We have regular community members who are able to donate whenever they want, it's a 24-7, seven days a week fridge. We have a few simple rules, like if you bring raw meat it has to go in the freezer so it doesn’t contaminate other foods, but we also receive weekly donations from Merzbacher in Germantown, we have donations from Bredenbecks in Chestnut Hill they donate four times a week. On Saturdays Sharing Excess in West Philly will help with food boxes. Weavers Way did a giving Tuesday for us where people could donate two dollars at the cash register. With that money order produce boxes from them that come twice a week. We also have been working with Christa Barfiled, who is an urban farmer in Germantown, from Farmer Jawn, she also brings a large box of organic produce once a week and this is all fueld through community donations.
Q: Are you planning on opening future sites?
We are hoping pretty early in the new calendar year. We have a fridge that will work and we have permission from the place and so it's just about coordinating the logistics and using what we fridge to make sure that our second shed is sturdier and we think through all of the details before we launch it. We are hoping in January at some point.
Q: Was it difficult to gain support from local businesses?

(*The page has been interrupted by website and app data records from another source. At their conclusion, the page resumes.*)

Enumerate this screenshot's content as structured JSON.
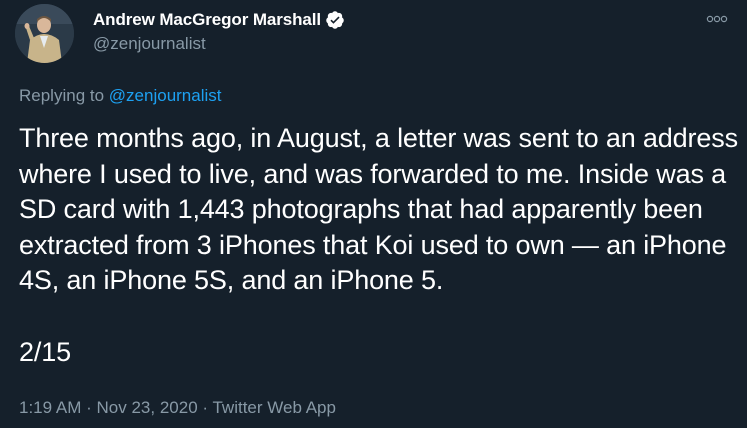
{
  "author": {
    "display_name": "Andrew MacGregor Marshall",
    "handle": "@zenjournalist",
    "verified": true,
    "avatar_icon": "profile-photo"
  },
  "more_icon": "more-options-icon",
  "reply_context": {
    "prefix": "Replying to",
    "mention": "@zenjournalist"
  },
  "tweet": {
    "text": "Three months ago, in August, a letter was sent to an address where I used to live, and was forwarded to me. Inside was a SD card with 1,443 photographs that had apparently been extracted from 3 iPhones that Koi used to own — an iPhone 4S, an iPhone 5S, and an iPhone 5.",
    "thread_counter": "2/15"
  },
  "meta": {
    "time": "1:19 AM",
    "separator_1": "·",
    "date": "Nov 23, 2020",
    "separator_2": "·",
    "source": "Twitter Web App"
  },
  "colors": {
    "background": "#15202b",
    "primary_text": "#ffffff",
    "secondary_text": "#8899a6",
    "link": "#1da1f2",
    "verified_badge": "#ffffff"
  }
}
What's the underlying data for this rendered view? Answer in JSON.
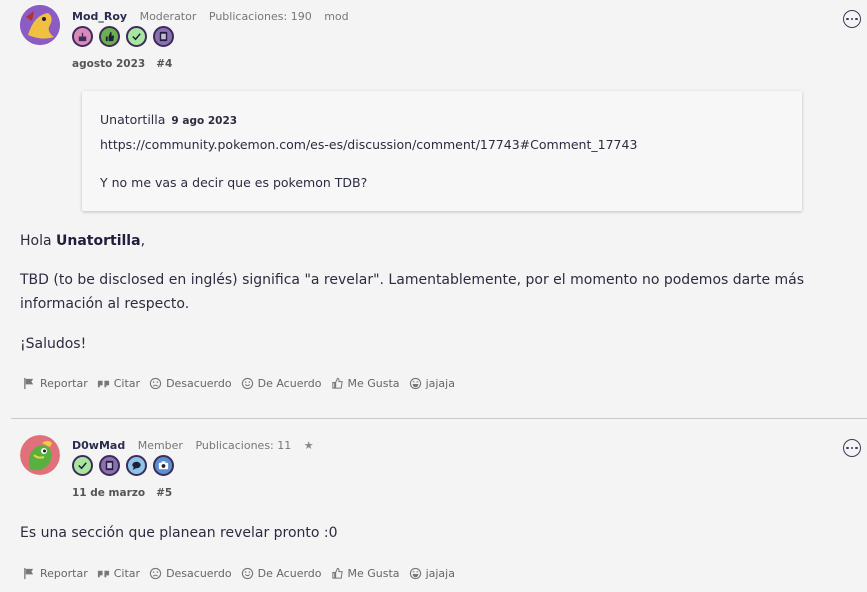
{
  "post4": {
    "author": "Mod_Roy",
    "role": "Moderator",
    "posts": "Publicaciones: 190",
    "tag": "mod",
    "date": "agosto 2023",
    "number": "#4",
    "badges": [
      "cake-icon",
      "thumbs-up-icon",
      "check-icon",
      "pokeball-icon"
    ],
    "quote": {
      "author": "Unatortilla",
      "date": "9 ago 2023",
      "link": "https://community.pokemon.com/es-es/discussion/comment/17743#Comment_17743",
      "text": "Y no me vas a decir que es pokemon TDB?"
    },
    "greeting_prefix": "Hola ",
    "greeting_name": "Unatortilla",
    "greeting_suffix": ",",
    "paragraph": "TBD (to be disclosed en inglés) significa \"a revelar\". Lamentablemente, por el momento no podemos darte más información al respecto.",
    "closing": "¡Saludos!"
  },
  "post5": {
    "author": "D0wMad",
    "role": "Member",
    "posts": "Publicaciones: 11",
    "star": "★",
    "date": "11 de marzo",
    "number": "#5",
    "badges": [
      "check-icon",
      "pokeball-icon",
      "speech-icon",
      "camera-icon"
    ],
    "text": "Es una sección que planean revelar pronto :0"
  },
  "reactions": {
    "report": "Reportar",
    "quote": "Citar",
    "disagree": "Desacuerdo",
    "agree": "De Acuerdo",
    "like": "Me Gusta",
    "lol": "jajaja"
  },
  "colors": {
    "badge_cake": "#d98ab8",
    "badge_thumb": "#6ab04c",
    "badge_check": "#a8e6a0",
    "badge_poke": "#8b6fb0",
    "badge_speech": "#8fc4e8",
    "badge_camera": "#5a8fd0"
  }
}
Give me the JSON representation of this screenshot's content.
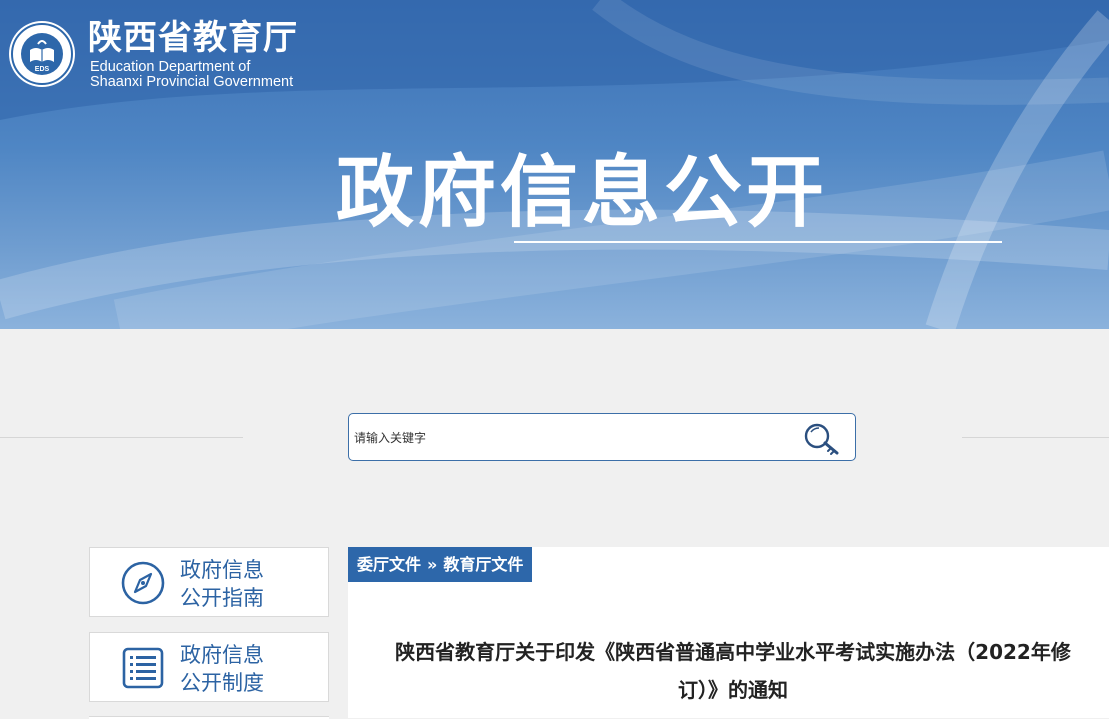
{
  "header": {
    "site_name": "陕西省教育厅",
    "site_name_en_line1": "Education Department of",
    "site_name_en_line2": "Shaanxi Provincial Government",
    "logo_text": "EDS",
    "banner_title": "政府信息公开"
  },
  "search": {
    "placeholder": "请输入关键字",
    "icon": "search-key-icon"
  },
  "sidebar": {
    "items": [
      {
        "line1": "政府信息",
        "line2": "公开指南",
        "icon": "compass-icon"
      },
      {
        "line1": "政府信息",
        "line2": "公开制度",
        "icon": "list-document-icon"
      }
    ]
  },
  "breadcrumb": {
    "items": [
      "委厅文件",
      "教育厅文件"
    ],
    "separator": "»"
  },
  "document": {
    "title_line1": "陕西省教育厅关于印发《陕西省普通高中学业水平考试实施办法（2022年修",
    "title_line2": "订）》的通知"
  },
  "colors": {
    "brand_blue": "#2d67aa",
    "banner_blue": "#3a6fb4",
    "page_bg": "#f0f0f0"
  }
}
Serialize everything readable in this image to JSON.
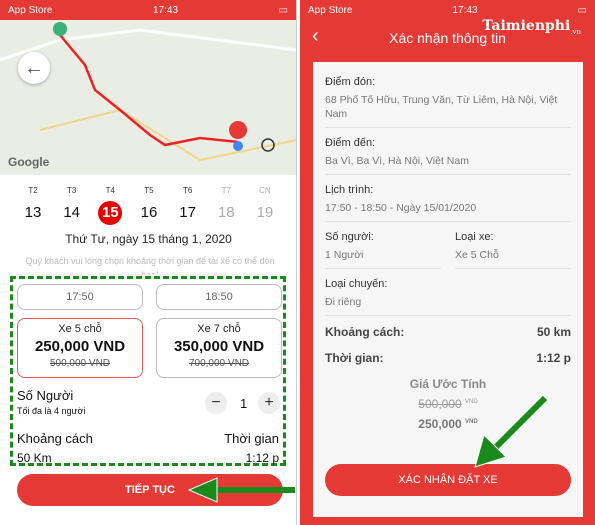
{
  "left": {
    "status": {
      "carrier": "App Store",
      "time": "17:43"
    },
    "map": {
      "attribution": "Google"
    },
    "days": [
      {
        "label": "T2",
        "num": "13"
      },
      {
        "label": "T3",
        "num": "14"
      },
      {
        "label": "T4",
        "num": "15",
        "selected": true
      },
      {
        "label": "T5",
        "num": "16"
      },
      {
        "label": "T6",
        "num": "17"
      },
      {
        "label": "T7",
        "num": "18",
        "disabled": true
      },
      {
        "label": "CN",
        "num": "19",
        "disabled": true
      }
    ],
    "date_line": "Thứ Tư, ngày 15 tháng 1, 2020",
    "hint": "Quý khách vui lòng chọn khoảng thời gian để tài xế có thể đón bạn!",
    "times": [
      "17:50",
      "18:50"
    ],
    "cars": [
      {
        "name": "Xe 5 chỗ",
        "price": "250,000 VND",
        "old": "500,000 VND",
        "selected": true
      },
      {
        "name": "Xe 7 chỗ",
        "price": "350,000 VND",
        "old": "700,000 VND"
      }
    ],
    "people_label": "Số Người",
    "people_hint": "Tối đa là 4 người",
    "people_value": "1",
    "distance_label": "Khoảng cách",
    "distance": "50 Km",
    "time_label": "Thời gian",
    "time": "1:12 p",
    "continue": "TIẾP TỤC"
  },
  "right": {
    "status": {
      "carrier": "App Store",
      "time": "17:43"
    },
    "title": "Xác nhận thông tin",
    "watermark": "Taimienphi",
    "watermark_suffix": ".vn",
    "pickup_label": "Điểm đón:",
    "pickup": "68 Phố Tố Hữu, Trung Văn, Từ Liêm, Hà Nội, Việt Nam",
    "dest_label": "Điểm đến:",
    "dest": "Ba Vì, Ba Vì, Hà Nội, Việt Nam",
    "sched_label": "Lịch trình:",
    "sched": "17:50 - 18:50 - Ngày 15/01/2020",
    "people_label": "Số người:",
    "people": "1 Người",
    "car_label": "Loại xe:",
    "car": "Xe 5 Chỗ",
    "trip_label": "Loại chuyến:",
    "trip": "Đi riêng",
    "distance_label": "Khoảng cách:",
    "distance": "50 km",
    "time_label": "Thời gian:",
    "time": "1:12 p",
    "est_label": "Giá Ước Tính",
    "old_price": "500,000",
    "price": "250,000",
    "currency": "VND",
    "confirm": "XÁC NHẬN ĐẶT XE"
  },
  "colors": {
    "accent": "#e53935",
    "highlight": "#1a8a1a"
  }
}
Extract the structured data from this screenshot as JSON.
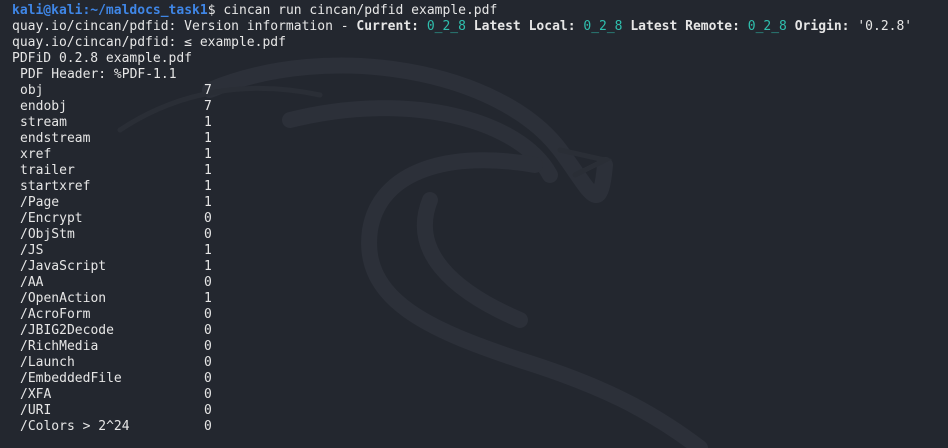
{
  "prompt": {
    "user_host": "kali@kali",
    "sep": ":",
    "path": "~/maldocs_task1",
    "symbol": "$",
    "command": " cincan run cincan/pdfid example.pdf"
  },
  "version_line": {
    "prefix": "quay.io/cincan/pdfid: Version information - ",
    "current_label": "Current:",
    "current_value": "0_2_8",
    "latest_local_label": "Latest Local:",
    "latest_local_value": "0_2_8",
    "latest_remote_label": "Latest Remote:",
    "latest_remote_value": "0_2_8",
    "origin_label": "Origin:",
    "origin_value": "'0.2.8'"
  },
  "file_line": "quay.io/cincan/pdfid: ≤ example.pdf",
  "pdfid_line": "PDFiD 0.2.8 example.pdf",
  "header_line": "PDF Header: %PDF-1.1",
  "rows": [
    {
      "key": "obj",
      "value": "7"
    },
    {
      "key": "endobj",
      "value": "7"
    },
    {
      "key": "stream",
      "value": "1"
    },
    {
      "key": "endstream",
      "value": "1"
    },
    {
      "key": "xref",
      "value": "1"
    },
    {
      "key": "trailer",
      "value": "1"
    },
    {
      "key": "startxref",
      "value": "1"
    },
    {
      "key": "/Page",
      "value": "1"
    },
    {
      "key": "/Encrypt",
      "value": "0"
    },
    {
      "key": "/ObjStm",
      "value": "0"
    },
    {
      "key": "/JS",
      "value": "1"
    },
    {
      "key": "/JavaScript",
      "value": "1"
    },
    {
      "key": "/AA",
      "value": "0"
    },
    {
      "key": "/OpenAction",
      "value": "1"
    },
    {
      "key": "/AcroForm",
      "value": "0"
    },
    {
      "key": "/JBIG2Decode",
      "value": "0"
    },
    {
      "key": "/RichMedia",
      "value": "0"
    },
    {
      "key": "/Launch",
      "value": "0"
    },
    {
      "key": "/EmbeddedFile",
      "value": "0"
    },
    {
      "key": "/XFA",
      "value": "0"
    },
    {
      "key": "/URI",
      "value": "0"
    },
    {
      "key": "/Colors > 2^24",
      "value": "0"
    }
  ],
  "colors": {
    "background": "#23272f",
    "prompt": "#3f86e6",
    "version_value": "#2fbfae",
    "text": "#e6e6e6"
  },
  "icons": {
    "background_watermark": "kali-dragon-icon"
  }
}
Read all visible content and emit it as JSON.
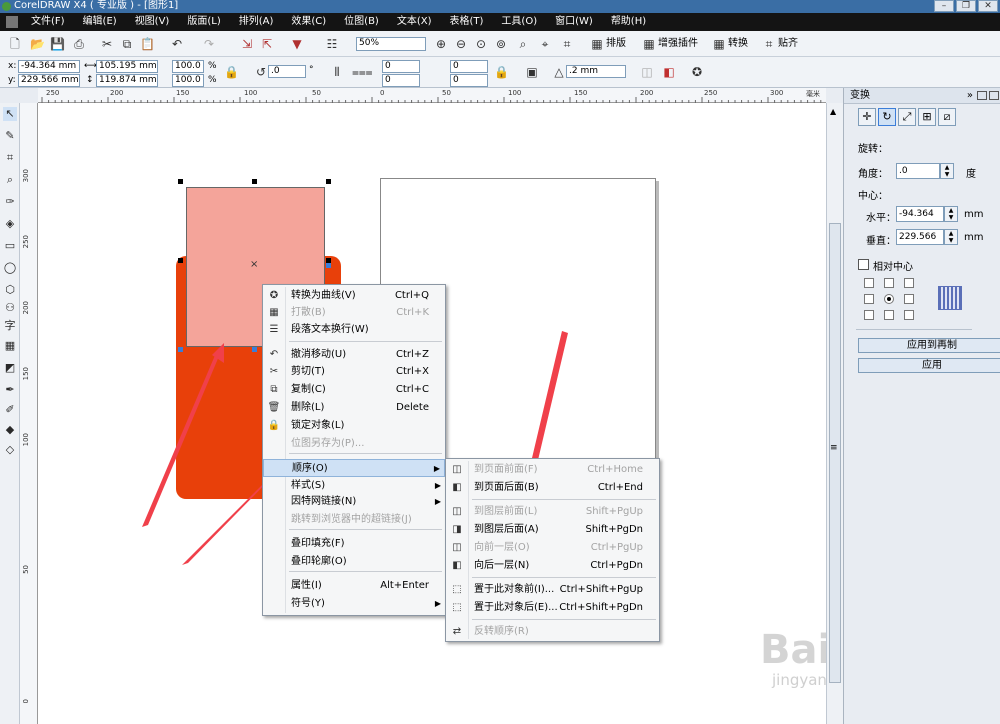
{
  "window": {
    "title": "CorelDRAW X4 ( 专业版 ) - [图形1]",
    "controls": [
      "–",
      "❐",
      "✕"
    ]
  },
  "menubar": {
    "items": [
      "文件(F)",
      "编辑(E)",
      "视图(V)",
      "版面(L)",
      "排列(A)",
      "效果(C)",
      "位图(B)",
      "文本(X)",
      "表格(T)",
      "工具(O)",
      "窗口(W)",
      "帮助(H)"
    ]
  },
  "toolbar": {
    "zoom": "50%",
    "buttons": [
      "排版",
      "增强插件",
      "转换",
      "贴齐"
    ]
  },
  "propertybar": {
    "x_label": "x:",
    "x_value": "-94.364 mm",
    "y_label": "y:",
    "y_value": "229.566 mm",
    "width_value": "105.195 mm",
    "height_value": "119.874 mm",
    "scale_x": "100.0",
    "scale_y": "100.0",
    "pct": "%",
    "rotation": ".0",
    "deg": "°",
    "corner_values": [
      "0",
      "0",
      "0",
      "0"
    ],
    "outline": ".2 mm"
  },
  "ruler": {
    "h_ticks": [
      "250",
      "200",
      "150",
      "100",
      "50",
      "0",
      "50",
      "100",
      "150",
      "200",
      "250",
      "300"
    ],
    "h_unit": "毫米",
    "v_ticks": [
      "300",
      "250",
      "200",
      "150",
      "100",
      "50",
      "0"
    ]
  },
  "context_menu": {
    "items": [
      {
        "icon": "convert-curve-icon",
        "label": "转换为曲线(V)",
        "shortcut": "Ctrl+Q",
        "disabled": false
      },
      {
        "icon": "break-apart-icon",
        "label": "打散(B)",
        "shortcut": "Ctrl+K",
        "disabled": true
      },
      {
        "icon": "paragraph-wrap-icon",
        "label": "段落文本换行(W)",
        "shortcut": "",
        "disabled": false
      },
      {
        "icon": "undo-icon",
        "label": "撤消移动(U)",
        "shortcut": "Ctrl+Z",
        "disabled": false
      },
      {
        "icon": "scissors-icon",
        "label": "剪切(T)",
        "shortcut": "Ctrl+X",
        "disabled": false
      },
      {
        "icon": "copy-icon",
        "label": "复制(C)",
        "shortcut": "Ctrl+C",
        "disabled": false
      },
      {
        "icon": "trash-icon",
        "label": "删除(L)",
        "shortcut": "Delete",
        "disabled": false
      },
      {
        "icon": "lock-icon",
        "label": "锁定对象(L)",
        "shortcut": "",
        "disabled": false
      },
      {
        "icon": "",
        "label": "位图另存为(P)...",
        "shortcut": "",
        "disabled": true
      },
      {
        "icon": "",
        "label": "顺序(O)",
        "shortcut": "",
        "disabled": false,
        "submenu": true,
        "highlighted": true
      },
      {
        "icon": "",
        "label": "样式(S)",
        "shortcut": "",
        "disabled": false,
        "submenu": true
      },
      {
        "icon": "",
        "label": "因特网链接(N)",
        "shortcut": "",
        "disabled": false,
        "submenu": true
      },
      {
        "icon": "",
        "label": "跳转到浏览器中的超链接(J)",
        "shortcut": "",
        "disabled": true
      },
      {
        "icon": "",
        "label": "叠印填充(F)",
        "shortcut": "",
        "disabled": false
      },
      {
        "icon": "",
        "label": "叠印轮廓(O)",
        "shortcut": "",
        "disabled": false
      },
      {
        "icon": "",
        "label": "属性(I)",
        "shortcut": "Alt+Enter",
        "disabled": false
      },
      {
        "icon": "",
        "label": "符号(Y)",
        "shortcut": "",
        "disabled": false,
        "submenu": true
      }
    ]
  },
  "order_submenu": {
    "items": [
      {
        "icon": "to-page-front-icon",
        "label": "到页面前面(F)",
        "shortcut": "Ctrl+Home",
        "disabled": true
      },
      {
        "icon": "to-page-back-icon",
        "label": "到页面后面(B)",
        "shortcut": "Ctrl+End",
        "disabled": false
      },
      {
        "icon": "to-layer-front-icon",
        "label": "到图层前面(L)",
        "shortcut": "Shift+PgUp",
        "disabled": true
      },
      {
        "icon": "to-layer-back-icon",
        "label": "到图层后面(A)",
        "shortcut": "Shift+PgDn",
        "disabled": false
      },
      {
        "icon": "forward-one-icon",
        "label": "向前一层(O)",
        "shortcut": "Ctrl+PgUp",
        "disabled": true
      },
      {
        "icon": "back-one-icon",
        "label": "向后一层(N)",
        "shortcut": "Ctrl+PgDn",
        "disabled": false
      },
      {
        "icon": "in-front-of-icon",
        "label": "置于此对象前(I)...",
        "shortcut": "Ctrl+Shift+PgUp",
        "disabled": false
      },
      {
        "icon": "behind-icon",
        "label": "置于此对象后(E)...",
        "shortcut": "Ctrl+Shift+PgDn",
        "disabled": false
      },
      {
        "icon": "reverse-order-icon",
        "label": "反转顺序(R)",
        "shortcut": "",
        "disabled": true
      }
    ]
  },
  "docker": {
    "title": "变换",
    "rotation_heading": "旋转：",
    "angle_label": "角度：",
    "angle_value": ".0",
    "angle_unit": "度",
    "center_heading": "中心：",
    "h_label": "水平：",
    "h_value": "-94.364",
    "h_unit": "mm",
    "v_label": "垂直：",
    "v_value": "229.566",
    "v_unit": "mm",
    "relative_center_label": "相对中心",
    "apply_to_duplicate": "应用到再制",
    "apply": "应用"
  },
  "watermark": {
    "text": "Baidu经验",
    "url": "jingyan.baidu.com"
  },
  "colors": {
    "light_rect": "#f4a49a",
    "dark_rect": "#e8400a",
    "arrow": "#f0404a",
    "menubar": "#141414",
    "titlebar": "#3a6ea5"
  }
}
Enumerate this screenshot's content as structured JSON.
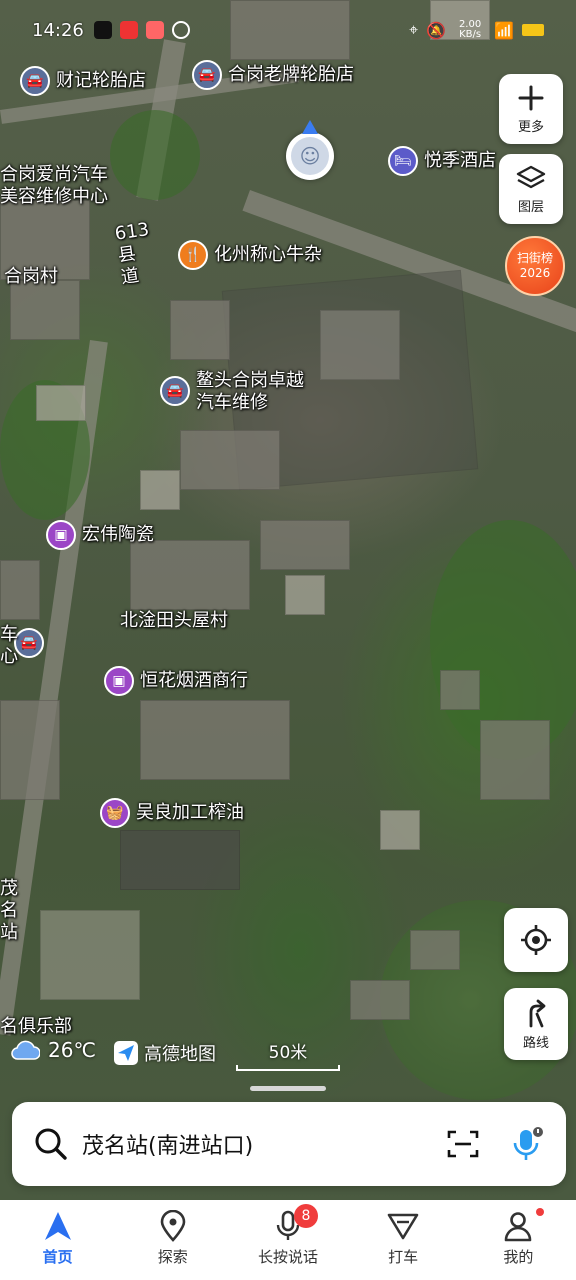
{
  "status_bar": {
    "time": "14:26",
    "net_speed": "2.00 KB/s"
  },
  "map": {
    "pois": [
      {
        "label": "财记轮胎店",
        "icon": "car-repair-icon"
      },
      {
        "label": "合岗老牌轮胎店",
        "icon": "car-repair-icon"
      },
      {
        "label": "悦季酒店",
        "icon": "hotel-icon"
      },
      {
        "label": "化州称心牛杂",
        "icon": "restaurant-icon"
      },
      {
        "label": "鳌头合岗卓越汽车维修",
        "icon": "car-repair-icon"
      },
      {
        "label": "宏伟陶瓷",
        "icon": "shop-icon"
      },
      {
        "label": "恒花烟酒商行",
        "icon": "shop-icon"
      },
      {
        "label": "吴良加工榨油",
        "icon": "shopping-basket-icon"
      },
      {
        "label": "",
        "icon": "car-repair-icon"
      }
    ],
    "labels": {
      "aishang": "合岗爱尚汽车美容维修中心",
      "village": "合岗村",
      "road": "613县道",
      "beitu": "北淦田头屋村",
      "maoming": "茂名站",
      "club": "名俱乐部",
      "edge_left": "车心"
    },
    "side_buttons": {
      "more": "更多",
      "layers": "图层",
      "route": "路线"
    },
    "promo_badge": {
      "line1": "扫街榜",
      "line2": "2026"
    },
    "weather": {
      "temp": "26℃",
      "icon": "cloud-icon"
    },
    "brand": "高德地图",
    "scale": "50米"
  },
  "search": {
    "query": "茂名站(南进站口)"
  },
  "bottom_nav": {
    "items": [
      {
        "label": "首页",
        "icon": "navigation-arrow-icon",
        "active": true
      },
      {
        "label": "探索",
        "icon": "location-pin-icon"
      },
      {
        "label": "长按说话",
        "icon": "microphone-icon",
        "badge": "8"
      },
      {
        "label": "打车",
        "icon": "taxi-icon"
      },
      {
        "label": "我的",
        "icon": "user-icon"
      }
    ]
  },
  "colors": {
    "accent": "#2a6ff0",
    "badge_red": "#f03c3c",
    "promo_orange": "#e8421a"
  }
}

I think it definitely takes a little more time. We have a lot of people who are eager to do the AMand PM shift but it took a little bit more time and care to find businesses in the area who could donate. Some of the hurdles with that are, you can only donate to non-profit organizations, because they want the tax write off, so that eliminated a few places we could get food from. I think Germantown is a very close knit community, so everyone is kind of there to look out and watch out for one another. From speaking with some of the other fridges I think some of them have had more difficulty finding organizations in their area that can donate more consistently, I feel like in Germantown we’ve had really good luck with that, maybe it's not luck at all, but a testament to the community and the types of people, business and organizations that are there.
Q:What should people know about hunger and food insecurity in Philadelphia?
I got some data from Feeding America that shows how the percentage of people, like 1 in 6 people, are suffering from food insecurity. There are certain areas that are food deserts that don't have the access to the types of food that people need. I don’t think that it’s just in Philly it’s in so many places. I think initiatives like this if it’s a community fridge whatever else it is during this time especially it's really important to be able to highlight how important mutual-aid work is and how important food is as a human right for everyone to have. I encourage people to get involved with things like community fridges. It’s been really beautiful to be able to see people have access to more and more different types of food. Whether it's organic produce or some sweet treats from the local bakery.